§ **Task**: Please copy all of the records exactly, leaving nothing out.

======

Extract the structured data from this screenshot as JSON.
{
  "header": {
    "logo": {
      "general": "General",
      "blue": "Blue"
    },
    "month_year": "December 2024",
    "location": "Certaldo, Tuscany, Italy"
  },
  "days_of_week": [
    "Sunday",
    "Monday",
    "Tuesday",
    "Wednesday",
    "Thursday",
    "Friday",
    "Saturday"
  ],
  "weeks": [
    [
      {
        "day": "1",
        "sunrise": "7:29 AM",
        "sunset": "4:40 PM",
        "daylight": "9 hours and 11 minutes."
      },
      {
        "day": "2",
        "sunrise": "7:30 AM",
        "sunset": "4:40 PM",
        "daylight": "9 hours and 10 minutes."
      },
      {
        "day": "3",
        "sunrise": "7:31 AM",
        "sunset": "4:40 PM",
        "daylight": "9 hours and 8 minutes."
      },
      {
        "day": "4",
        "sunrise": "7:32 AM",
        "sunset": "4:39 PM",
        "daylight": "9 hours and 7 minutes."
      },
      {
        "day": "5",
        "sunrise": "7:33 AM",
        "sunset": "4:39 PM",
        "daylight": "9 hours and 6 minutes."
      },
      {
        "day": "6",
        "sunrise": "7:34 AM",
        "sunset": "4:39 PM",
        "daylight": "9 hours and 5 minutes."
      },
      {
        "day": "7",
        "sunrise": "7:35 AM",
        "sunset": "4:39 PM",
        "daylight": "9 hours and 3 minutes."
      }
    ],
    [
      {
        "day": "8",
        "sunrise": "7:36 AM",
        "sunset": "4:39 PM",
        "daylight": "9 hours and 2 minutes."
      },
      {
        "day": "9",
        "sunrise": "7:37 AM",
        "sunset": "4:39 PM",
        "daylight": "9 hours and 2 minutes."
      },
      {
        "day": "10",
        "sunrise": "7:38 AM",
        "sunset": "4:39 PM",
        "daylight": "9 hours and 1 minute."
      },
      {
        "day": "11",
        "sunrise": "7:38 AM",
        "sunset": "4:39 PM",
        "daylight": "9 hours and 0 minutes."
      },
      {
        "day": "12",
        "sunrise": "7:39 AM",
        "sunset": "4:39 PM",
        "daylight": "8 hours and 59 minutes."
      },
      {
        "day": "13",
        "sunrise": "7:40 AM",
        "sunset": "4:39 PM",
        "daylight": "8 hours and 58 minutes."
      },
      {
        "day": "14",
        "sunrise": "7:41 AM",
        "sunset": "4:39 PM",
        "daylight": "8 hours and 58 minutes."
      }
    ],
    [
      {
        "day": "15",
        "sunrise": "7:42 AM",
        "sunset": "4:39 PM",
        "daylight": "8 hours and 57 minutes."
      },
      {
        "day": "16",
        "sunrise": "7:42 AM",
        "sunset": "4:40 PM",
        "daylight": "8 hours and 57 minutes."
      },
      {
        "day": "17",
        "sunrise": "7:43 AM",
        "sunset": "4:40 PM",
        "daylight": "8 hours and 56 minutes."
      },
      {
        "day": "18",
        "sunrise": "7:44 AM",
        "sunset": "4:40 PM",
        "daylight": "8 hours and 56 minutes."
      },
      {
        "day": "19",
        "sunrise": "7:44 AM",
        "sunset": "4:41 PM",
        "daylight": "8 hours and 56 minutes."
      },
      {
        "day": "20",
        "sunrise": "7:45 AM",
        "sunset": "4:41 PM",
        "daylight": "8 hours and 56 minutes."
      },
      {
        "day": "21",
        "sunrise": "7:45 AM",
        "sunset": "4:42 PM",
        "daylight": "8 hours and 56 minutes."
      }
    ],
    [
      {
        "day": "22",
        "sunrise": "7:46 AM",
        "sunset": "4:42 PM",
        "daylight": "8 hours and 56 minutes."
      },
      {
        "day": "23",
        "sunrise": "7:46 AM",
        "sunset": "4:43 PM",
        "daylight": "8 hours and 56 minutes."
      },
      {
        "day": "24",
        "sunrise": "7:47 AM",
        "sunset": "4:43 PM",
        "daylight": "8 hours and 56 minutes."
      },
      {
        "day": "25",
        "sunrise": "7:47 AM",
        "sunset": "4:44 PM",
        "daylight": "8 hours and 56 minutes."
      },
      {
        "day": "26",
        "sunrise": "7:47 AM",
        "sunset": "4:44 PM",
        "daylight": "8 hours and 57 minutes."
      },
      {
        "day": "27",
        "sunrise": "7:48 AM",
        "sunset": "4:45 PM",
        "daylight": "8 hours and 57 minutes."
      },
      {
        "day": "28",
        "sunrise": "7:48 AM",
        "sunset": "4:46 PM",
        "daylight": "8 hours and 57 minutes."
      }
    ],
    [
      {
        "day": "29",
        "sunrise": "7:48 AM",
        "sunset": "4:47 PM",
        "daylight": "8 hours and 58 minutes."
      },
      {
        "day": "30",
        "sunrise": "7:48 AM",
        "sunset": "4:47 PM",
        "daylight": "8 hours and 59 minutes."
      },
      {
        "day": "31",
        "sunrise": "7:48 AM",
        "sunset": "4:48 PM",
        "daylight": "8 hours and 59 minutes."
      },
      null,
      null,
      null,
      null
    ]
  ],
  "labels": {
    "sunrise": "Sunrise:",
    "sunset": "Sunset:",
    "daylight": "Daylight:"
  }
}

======

§ **Answer below**:
Extract the structured data from this screenshot as JSON.
{
  "header": {
    "logo": {
      "general": "General",
      "blue": "Blue"
    },
    "month_year": "December 2024",
    "location": "Certaldo, Tuscany, Italy"
  },
  "days_of_week": [
    "Sunday",
    "Monday",
    "Tuesday",
    "Wednesday",
    "Thursday",
    "Friday",
    "Saturday"
  ],
  "weeks": [
    [
      {
        "day": "1",
        "sunrise": "7:29 AM",
        "sunset": "4:40 PM",
        "daylight": "9 hours and 11 minutes."
      },
      {
        "day": "2",
        "sunrise": "7:30 AM",
        "sunset": "4:40 PM",
        "daylight": "9 hours and 10 minutes."
      },
      {
        "day": "3",
        "sunrise": "7:31 AM",
        "sunset": "4:40 PM",
        "daylight": "9 hours and 8 minutes."
      },
      {
        "day": "4",
        "sunrise": "7:32 AM",
        "sunset": "4:39 PM",
        "daylight": "9 hours and 7 minutes."
      },
      {
        "day": "5",
        "sunrise": "7:33 AM",
        "sunset": "4:39 PM",
        "daylight": "9 hours and 6 minutes."
      },
      {
        "day": "6",
        "sunrise": "7:34 AM",
        "sunset": "4:39 PM",
        "daylight": "9 hours and 5 minutes."
      },
      {
        "day": "7",
        "sunrise": "7:35 AM",
        "sunset": "4:39 PM",
        "daylight": "9 hours and 3 minutes."
      }
    ],
    [
      {
        "day": "8",
        "sunrise": "7:36 AM",
        "sunset": "4:39 PM",
        "daylight": "9 hours and 2 minutes."
      },
      {
        "day": "9",
        "sunrise": "7:37 AM",
        "sunset": "4:39 PM",
        "daylight": "9 hours and 2 minutes."
      },
      {
        "day": "10",
        "sunrise": "7:38 AM",
        "sunset": "4:39 PM",
        "daylight": "9 hours and 1 minute."
      },
      {
        "day": "11",
        "sunrise": "7:38 AM",
        "sunset": "4:39 PM",
        "daylight": "9 hours and 0 minutes."
      },
      {
        "day": "12",
        "sunrise": "7:39 AM",
        "sunset": "4:39 PM",
        "daylight": "8 hours and 59 minutes."
      },
      {
        "day": "13",
        "sunrise": "7:40 AM",
        "sunset": "4:39 PM",
        "daylight": "8 hours and 58 minutes."
      },
      {
        "day": "14",
        "sunrise": "7:41 AM",
        "sunset": "4:39 PM",
        "daylight": "8 hours and 58 minutes."
      }
    ],
    [
      {
        "day": "15",
        "sunrise": "7:42 AM",
        "sunset": "4:39 PM",
        "daylight": "8 hours and 57 minutes."
      },
      {
        "day": "16",
        "sunrise": "7:42 AM",
        "sunset": "4:40 PM",
        "daylight": "8 hours and 57 minutes."
      },
      {
        "day": "17",
        "sunrise": "7:43 AM",
        "sunset": "4:40 PM",
        "daylight": "8 hours and 56 minutes."
      },
      {
        "day": "18",
        "sunrise": "7:44 AM",
        "sunset": "4:40 PM",
        "daylight": "8 hours and 56 minutes."
      },
      {
        "day": "19",
        "sunrise": "7:44 AM",
        "sunset": "4:41 PM",
        "daylight": "8 hours and 56 minutes."
      },
      {
        "day": "20",
        "sunrise": "7:45 AM",
        "sunset": "4:41 PM",
        "daylight": "8 hours and 56 minutes."
      },
      {
        "day": "21",
        "sunrise": "7:45 AM",
        "sunset": "4:42 PM",
        "daylight": "8 hours and 56 minutes."
      }
    ],
    [
      {
        "day": "22",
        "sunrise": "7:46 AM",
        "sunset": "4:42 PM",
        "daylight": "8 hours and 56 minutes."
      },
      {
        "day": "23",
        "sunrise": "7:46 AM",
        "sunset": "4:43 PM",
        "daylight": "8 hours and 56 minutes."
      },
      {
        "day": "24",
        "sunrise": "7:47 AM",
        "sunset": "4:43 PM",
        "daylight": "8 hours and 56 minutes."
      },
      {
        "day": "25",
        "sunrise": "7:47 AM",
        "sunset": "4:44 PM",
        "daylight": "8 hours and 56 minutes."
      },
      {
        "day": "26",
        "sunrise": "7:47 AM",
        "sunset": "4:44 PM",
        "daylight": "8 hours and 57 minutes."
      },
      {
        "day": "27",
        "sunrise": "7:48 AM",
        "sunset": "4:45 PM",
        "daylight": "8 hours and 57 minutes."
      },
      {
        "day": "28",
        "sunrise": "7:48 AM",
        "sunset": "4:46 PM",
        "daylight": "8 hours and 57 minutes."
      }
    ],
    [
      {
        "day": "29",
        "sunrise": "7:48 AM",
        "sunset": "4:47 PM",
        "daylight": "8 hours and 58 minutes."
      },
      {
        "day": "30",
        "sunrise": "7:48 AM",
        "sunset": "4:47 PM",
        "daylight": "8 hours and 59 minutes."
      },
      {
        "day": "31",
        "sunrise": "7:48 AM",
        "sunset": "4:48 PM",
        "daylight": "8 hours and 59 minutes."
      },
      null,
      null,
      null,
      null
    ]
  ],
  "labels": {
    "sunrise": "Sunrise:",
    "sunset": "Sunset:",
    "daylight": "Daylight:"
  }
}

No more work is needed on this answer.